Police investigations ongoing into the George Town bushfire, leads being followed

George Town butcher Robert Bannon had already prepared some barbecue packs for the local volunteer firefighters before they had the blaze fully contained on Tuesday.

He was thankful, their efforts had saved his home which was right in the path of the deliberately lit fire.

Mr Bannon describes the incident as “a bit scary”, with grass alight within 10 metres of the side of his house.

“I think everyone really appreciates the volunteers because if it wasn’t for them, and the helicopters, quite a few houses would have been burnt and goodness knows where the fire would have ended up,” he said.

“It’s happened three or four times before … but nobody likes to see that sort of thing happen.”

The fire was reported about 2pm, and with wind speeds up to 55km/h it travelled fast.

About 15 hectares was burnt in total, damaging 500 metres of fencing and destroying a nearby telegraph pole.

The investigation into cause of the fire is ongoing, Tasmania Police Sergeant Andrew Hanson said.

“We have conducted extensive inquiries, we have door knocked all the houses in the neighbourhood and those inquiries, plus some information from witnesses at the time, have led us to identity a group of people who may be able to assist us further,” he said.
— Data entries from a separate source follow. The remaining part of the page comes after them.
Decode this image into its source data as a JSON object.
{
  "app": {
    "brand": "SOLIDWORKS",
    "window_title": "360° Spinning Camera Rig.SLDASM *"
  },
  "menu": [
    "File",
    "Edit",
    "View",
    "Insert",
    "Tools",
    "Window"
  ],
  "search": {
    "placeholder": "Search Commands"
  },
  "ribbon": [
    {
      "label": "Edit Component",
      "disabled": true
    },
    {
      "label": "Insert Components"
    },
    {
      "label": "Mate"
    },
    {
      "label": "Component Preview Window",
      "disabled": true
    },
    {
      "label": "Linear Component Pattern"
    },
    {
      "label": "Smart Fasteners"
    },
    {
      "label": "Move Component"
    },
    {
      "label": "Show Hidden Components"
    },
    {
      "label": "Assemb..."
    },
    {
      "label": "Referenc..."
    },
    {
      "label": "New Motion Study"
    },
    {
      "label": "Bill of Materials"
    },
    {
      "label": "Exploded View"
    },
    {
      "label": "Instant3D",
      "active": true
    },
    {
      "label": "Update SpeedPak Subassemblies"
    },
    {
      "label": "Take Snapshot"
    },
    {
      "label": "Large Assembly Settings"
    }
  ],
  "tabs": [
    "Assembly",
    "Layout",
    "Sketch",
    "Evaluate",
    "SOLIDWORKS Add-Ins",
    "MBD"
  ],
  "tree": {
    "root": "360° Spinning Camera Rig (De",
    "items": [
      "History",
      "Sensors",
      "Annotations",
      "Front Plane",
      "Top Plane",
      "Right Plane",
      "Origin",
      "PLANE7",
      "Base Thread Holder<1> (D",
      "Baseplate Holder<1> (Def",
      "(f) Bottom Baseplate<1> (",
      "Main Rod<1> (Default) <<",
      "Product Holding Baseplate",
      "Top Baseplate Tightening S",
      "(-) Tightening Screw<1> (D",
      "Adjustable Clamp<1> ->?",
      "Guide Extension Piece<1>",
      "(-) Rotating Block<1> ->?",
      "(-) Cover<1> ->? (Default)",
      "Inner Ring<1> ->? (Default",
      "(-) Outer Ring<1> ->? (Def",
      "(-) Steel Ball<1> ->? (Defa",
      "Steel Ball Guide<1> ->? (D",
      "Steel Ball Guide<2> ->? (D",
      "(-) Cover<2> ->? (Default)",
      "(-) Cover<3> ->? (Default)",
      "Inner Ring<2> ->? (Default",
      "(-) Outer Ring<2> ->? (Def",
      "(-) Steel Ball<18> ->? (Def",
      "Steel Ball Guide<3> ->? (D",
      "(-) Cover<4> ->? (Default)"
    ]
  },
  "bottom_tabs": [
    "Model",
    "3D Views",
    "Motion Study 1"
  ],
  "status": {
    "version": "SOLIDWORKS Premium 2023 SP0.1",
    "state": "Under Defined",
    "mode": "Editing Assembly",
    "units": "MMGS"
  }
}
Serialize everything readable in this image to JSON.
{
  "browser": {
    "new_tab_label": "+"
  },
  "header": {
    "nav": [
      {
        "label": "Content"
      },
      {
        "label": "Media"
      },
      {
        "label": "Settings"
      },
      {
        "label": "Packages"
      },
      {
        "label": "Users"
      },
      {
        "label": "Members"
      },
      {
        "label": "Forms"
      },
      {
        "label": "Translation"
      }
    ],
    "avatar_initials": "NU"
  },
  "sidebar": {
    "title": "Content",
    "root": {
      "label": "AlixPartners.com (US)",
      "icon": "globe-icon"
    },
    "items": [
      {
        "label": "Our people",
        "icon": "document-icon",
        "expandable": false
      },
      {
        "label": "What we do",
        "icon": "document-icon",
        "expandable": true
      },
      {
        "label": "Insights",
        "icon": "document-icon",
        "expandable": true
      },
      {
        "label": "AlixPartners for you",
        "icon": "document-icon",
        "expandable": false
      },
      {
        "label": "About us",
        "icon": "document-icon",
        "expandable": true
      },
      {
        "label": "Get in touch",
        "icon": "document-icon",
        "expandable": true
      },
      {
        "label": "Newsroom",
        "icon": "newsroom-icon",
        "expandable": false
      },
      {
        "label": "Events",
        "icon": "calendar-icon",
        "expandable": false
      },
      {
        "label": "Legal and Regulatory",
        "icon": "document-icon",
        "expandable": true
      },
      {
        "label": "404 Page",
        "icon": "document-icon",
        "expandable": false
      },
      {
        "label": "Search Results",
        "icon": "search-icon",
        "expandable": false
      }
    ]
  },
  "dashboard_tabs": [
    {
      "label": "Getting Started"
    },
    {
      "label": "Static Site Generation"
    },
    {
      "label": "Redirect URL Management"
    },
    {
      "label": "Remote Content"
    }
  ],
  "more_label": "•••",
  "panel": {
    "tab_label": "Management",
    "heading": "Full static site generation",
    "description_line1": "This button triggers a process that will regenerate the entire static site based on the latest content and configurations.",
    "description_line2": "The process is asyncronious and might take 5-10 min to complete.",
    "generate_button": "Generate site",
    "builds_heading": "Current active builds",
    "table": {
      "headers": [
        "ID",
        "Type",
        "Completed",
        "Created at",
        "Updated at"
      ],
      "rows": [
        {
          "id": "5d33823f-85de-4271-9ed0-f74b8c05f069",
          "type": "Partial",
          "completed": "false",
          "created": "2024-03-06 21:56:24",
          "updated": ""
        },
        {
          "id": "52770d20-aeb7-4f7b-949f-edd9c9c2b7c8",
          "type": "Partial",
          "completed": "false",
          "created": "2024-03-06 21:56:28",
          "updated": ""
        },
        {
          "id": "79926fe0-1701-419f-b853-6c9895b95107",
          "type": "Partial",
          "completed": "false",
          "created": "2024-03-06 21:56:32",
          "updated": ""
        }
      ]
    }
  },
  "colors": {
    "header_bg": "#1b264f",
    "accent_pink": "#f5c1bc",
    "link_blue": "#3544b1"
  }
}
Police believe the fire was started in a small area of scrub at Blue Gum Park between the dog park and the archery field. 

A pile of rubbish, including some type of large mat or cardboard, was used as an ignition source, fire scene examiners believe.

Police would still like to speak to a man who was seen riding an unregistered trail or motorbike in the vicinity of Quinn Avenue and Margeurite Street about 2pm.

Sergeant Hanson said residents should not be fearful but, as always, should remain vigilant of fire at this time of year.

George Town fire brigade chief Andrew Taylor said he “couldn’t be happier” with the response of the 60-strong ground crew, the four aerial teams, and police.

“The response that was made to this event, and supported by management from both a TFS and Tasmania Police perspective, would be a model to use right across the state,” he said.

“It was the weight of attack, lots of resources, knock it out quickly and it was done superbly, you couldn't ask for any better.”